Element data from apps and pages:
+ + + +

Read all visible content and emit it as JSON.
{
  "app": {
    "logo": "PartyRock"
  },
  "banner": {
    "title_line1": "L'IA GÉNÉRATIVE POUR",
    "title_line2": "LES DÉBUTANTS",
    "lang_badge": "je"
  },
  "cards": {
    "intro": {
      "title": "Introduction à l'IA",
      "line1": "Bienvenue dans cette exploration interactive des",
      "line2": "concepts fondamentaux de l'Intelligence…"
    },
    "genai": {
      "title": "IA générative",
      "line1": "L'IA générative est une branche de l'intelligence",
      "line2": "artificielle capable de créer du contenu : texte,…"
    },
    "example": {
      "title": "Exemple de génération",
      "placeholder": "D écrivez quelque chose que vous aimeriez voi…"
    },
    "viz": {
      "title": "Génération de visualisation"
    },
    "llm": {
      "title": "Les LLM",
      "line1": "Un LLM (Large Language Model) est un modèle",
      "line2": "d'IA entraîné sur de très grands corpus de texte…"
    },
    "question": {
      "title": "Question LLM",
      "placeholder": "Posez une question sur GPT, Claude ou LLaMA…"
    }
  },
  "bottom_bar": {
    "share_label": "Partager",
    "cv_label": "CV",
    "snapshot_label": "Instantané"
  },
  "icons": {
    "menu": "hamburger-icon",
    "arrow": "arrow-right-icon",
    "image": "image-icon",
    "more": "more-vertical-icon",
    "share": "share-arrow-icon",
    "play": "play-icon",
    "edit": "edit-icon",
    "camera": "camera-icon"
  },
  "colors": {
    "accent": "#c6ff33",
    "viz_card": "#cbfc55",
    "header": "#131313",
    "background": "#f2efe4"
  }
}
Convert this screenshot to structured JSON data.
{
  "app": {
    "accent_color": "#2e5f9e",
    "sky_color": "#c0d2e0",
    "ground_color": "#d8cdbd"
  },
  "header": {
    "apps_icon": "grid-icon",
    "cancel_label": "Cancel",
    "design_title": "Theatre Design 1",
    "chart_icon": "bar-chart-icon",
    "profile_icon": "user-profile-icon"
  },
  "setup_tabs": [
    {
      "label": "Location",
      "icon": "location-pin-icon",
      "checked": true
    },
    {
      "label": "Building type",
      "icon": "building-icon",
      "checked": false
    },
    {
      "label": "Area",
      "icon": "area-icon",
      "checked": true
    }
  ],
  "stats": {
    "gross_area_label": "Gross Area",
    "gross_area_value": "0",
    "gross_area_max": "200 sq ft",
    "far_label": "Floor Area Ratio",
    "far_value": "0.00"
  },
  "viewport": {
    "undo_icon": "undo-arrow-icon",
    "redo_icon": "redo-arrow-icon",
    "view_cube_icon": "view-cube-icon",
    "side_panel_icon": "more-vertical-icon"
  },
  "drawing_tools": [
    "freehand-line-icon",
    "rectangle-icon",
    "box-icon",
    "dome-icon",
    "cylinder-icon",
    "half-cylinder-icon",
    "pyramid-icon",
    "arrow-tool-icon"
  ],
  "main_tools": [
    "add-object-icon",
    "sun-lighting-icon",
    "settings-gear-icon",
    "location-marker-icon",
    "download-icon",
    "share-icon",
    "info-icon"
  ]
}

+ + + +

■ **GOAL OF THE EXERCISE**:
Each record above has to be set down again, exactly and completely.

■ **TASK SOLUTION**:
Read all visible content and emit it as JSON.
{
  "app": {
    "logo": "PartyRock"
  },
  "banner": {
    "title_line1": "L'IA GÉNÉRATIVE POUR",
    "title_line2": "LES DÉBUTANTS",
    "lang_badge": "je"
  },
  "cards": {
    "intro": {
      "title": "Introduction à l'IA",
      "line1": "Bienvenue dans cette exploration interactive des",
      "line2": "concepts fondamentaux de l'Intelligence…"
    },
    "genai": {
      "title": "IA générative",
      "line1": "L'IA générative est une branche de l'intelligence",
      "line2": "artificielle capable de créer du contenu : texte,…"
    },
    "example": {
      "title": "Exemple de génération",
      "placeholder": "D écrivez quelque chose que vous aimeriez voi…"
    },
    "viz": {
      "title": "Génération de visualisation"
    },
    "llm": {
      "title": "Les LLM",
      "line1": "Un LLM (Large Language Model) est un modèle",
      "line2": "d'IA entraîné sur de très grands corpus de texte…"
    },
    "question": {
      "title": "Question LLM",
      "placeholder": "Posez une question sur GPT, Claude ou LLaMA…"
    }
  },
  "bottom_bar": {
    "share_label": "Partager",
    "cv_label": "CV",
    "snapshot_label": "Instantané"
  },
  "icons": {
    "menu": "hamburger-icon",
    "arrow": "arrow-right-icon",
    "image": "image-icon",
    "more": "more-vertical-icon",
    "share": "share-arrow-icon",
    "play": "play-icon",
    "edit": "edit-icon",
    "camera": "camera-icon"
  },
  "colors": {
    "accent": "#c6ff33",
    "viz_card": "#cbfc55",
    "header": "#131313",
    "background": "#f2efe4"
  }
}
Convert this screenshot to structured JSON data.
{
  "app": {
    "accent_color": "#2e5f9e",
    "sky_color": "#c0d2e0",
    "ground_color": "#d8cdbd"
  },
  "header": {
    "apps_icon": "grid-icon",
    "cancel_label": "Cancel",
    "design_title": "Theatre Design 1",
    "chart_icon": "bar-chart-icon",
    "profile_icon": "user-profile-icon"
  },
  "setup_tabs": [
    {
      "label": "Location",
      "icon": "location-pin-icon",
      "checked": true
    },
    {
      "label": "Building type",
      "icon": "building-icon",
      "checked": false
    },
    {
      "label": "Area",
      "icon": "area-icon",
      "checked": true
    }
  ],
  "stats": {
    "gross_area_label": "Gross Area",
    "gross_area_value": "0",
    "gross_area_max": "200 sq ft",
    "far_label": "Floor Area Ratio",
    "far_value": "0.00"
  },
  "viewport": {
    "undo_icon": "undo-arrow-icon",
    "redo_icon": "redo-arrow-icon",
    "view_cube_icon": "view-cube-icon",
    "side_panel_icon": "more-vertical-icon"
  },
  "drawing_tools": [
    "freehand-line-icon",
    "rectangle-icon",
    "box-icon",
    "dome-icon",
    "cylinder-icon",
    "half-cylinder-icon",
    "pyramid-icon",
    "arrow-tool-icon"
  ],
  "main_tools": [
    "add-object-icon",
    "sun-lighting-icon",
    "settings-gear-icon",
    "location-marker-icon",
    "download-icon",
    "share-icon",
    "info-icon"
  ]
}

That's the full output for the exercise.